"In the Gay Nineties New York had grown up into bustles and balloon Sleeves ... but The Bowery had grown younger, louder and more rowdy until it was known as the 'Livest Mile on the face of... See full summary »
A kind-hearted young man is thrown out of his corrupt home town of West Rome, Oklahoma. He falls asleep and dreams that he is back in the days of olden Rome, where he gets mixed up with court intrigue and a murder plot against the Emperor.
The Goldwyn Girls,
Mr Casey's daughter, Connie, wants to go to Pottawatomie College and without her knowledge he sends four football players as her bodyguards. The college is in financial trouble and her ... See full summary »
A singer marries a famous composer, and after a while she gets the itch to go back on the stage. However, her husband won't let her. When she hears that a popular French singer named "... See full summary »

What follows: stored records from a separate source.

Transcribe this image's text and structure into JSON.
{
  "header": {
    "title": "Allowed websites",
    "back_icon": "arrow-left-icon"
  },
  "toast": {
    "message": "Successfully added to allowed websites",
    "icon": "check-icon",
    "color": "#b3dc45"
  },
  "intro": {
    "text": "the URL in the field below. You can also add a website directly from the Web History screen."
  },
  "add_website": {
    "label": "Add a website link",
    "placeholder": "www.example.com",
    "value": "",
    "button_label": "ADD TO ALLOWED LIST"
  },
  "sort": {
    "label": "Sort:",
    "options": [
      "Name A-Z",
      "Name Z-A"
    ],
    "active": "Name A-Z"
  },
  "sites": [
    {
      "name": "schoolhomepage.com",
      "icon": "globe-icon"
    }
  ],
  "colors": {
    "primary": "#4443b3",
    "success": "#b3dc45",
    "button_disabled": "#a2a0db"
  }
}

The Bowery is a neighborhood in New York City populated largely by the down and out, and largely by transients. Those that can work generally can only find short term employment on a day to... See full summary »

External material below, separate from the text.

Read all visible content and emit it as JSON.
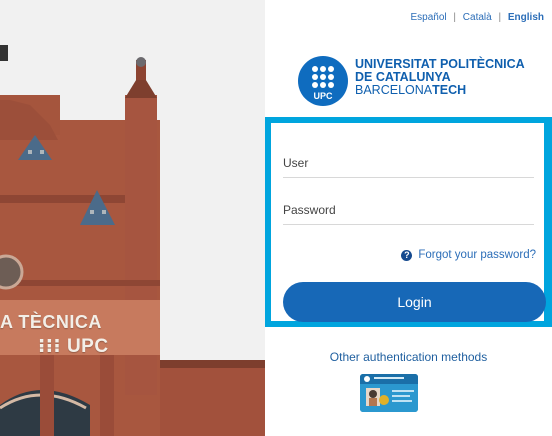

Racketeer Frank Rocci is smitten with Joan Whelan, a dancer at Texas Guinan's famous Broadway night spot. He uses his influence to help her get a starring role in the show, hoping that it ... See full summary »
This remake of West of Zanzibar (1928) made four years later tries to outdo the Lon Chaney original in morbidity. From a wheelchair a handicapped white man rules an area of Africa as a ... See full summary »
"In the Gay Nineties New York had grown up into bustles and balloon Sleeves ... but The Bowery had grown younger, louder and more rowdy until it was known as the 'Livest Mile on the face of the globe' ... the cradle of men who were later to be famous." The scene opens in a saloon named "Nigger Joe's" ... Written by
Michael Crew <email@example.com>
George Raft and Wallace Beery were at odds during filming. According to Raft, before the fistfight scene, Beery asked Raft to let him throw the first punch and then proceeded to sucker-punch Raft, knocking him out for several minutes. "When I came to I got up and called him everything I could think of," Raft said. They then fought for real, and the crew had to break it up. See more »
The name of George Raft's character, "Steve Brodie," is misspelled "Brody" in the opening credits. See more »
Ya know, Chuck, you're a great guy and ya knows I'm your pal, but sometimes ya sound like you're full of hop.
See more »
A favourite of mine,this movie tells of two feuding New York "characters", Steve Brodie(Raft) and "Chuck" Connors(Beery),who both strive to be the "Main Guy" in the Bowery in the late Nineteenth Century.
Brodie(1863-1901) and Connors(1852-1913),were real people,though this is a heavily fictionalized account of their antics(based on a play).Brodie's legendary(did he do it?- it's still a cause of argument!),jump from the Brooklyn bridge(1886),for which he became famous,is shown here as happening around the same time as the Spanish-American war(1898).Director Walsh clearly had a great affection for the period,so beautifully recreated here,and it includes a wild rumbustious ragtime number from saloon singer Trixie Odbray(a young Pert Kelton).Raft is at his slickest as Brodie,and Beery shows again what a clever actor he was,as tough, big hearted, and at times quite touching Connors.Pretty Fay Wray is the love interest both the boys are pursuing.
Full of life and energy,"The Bowery" moves at a fast pace(unlike many early "talkies").It is not an easy movie to find,but is well worth looking out for.
13 of 15 people found this review helpful.
Was this review helpful to you?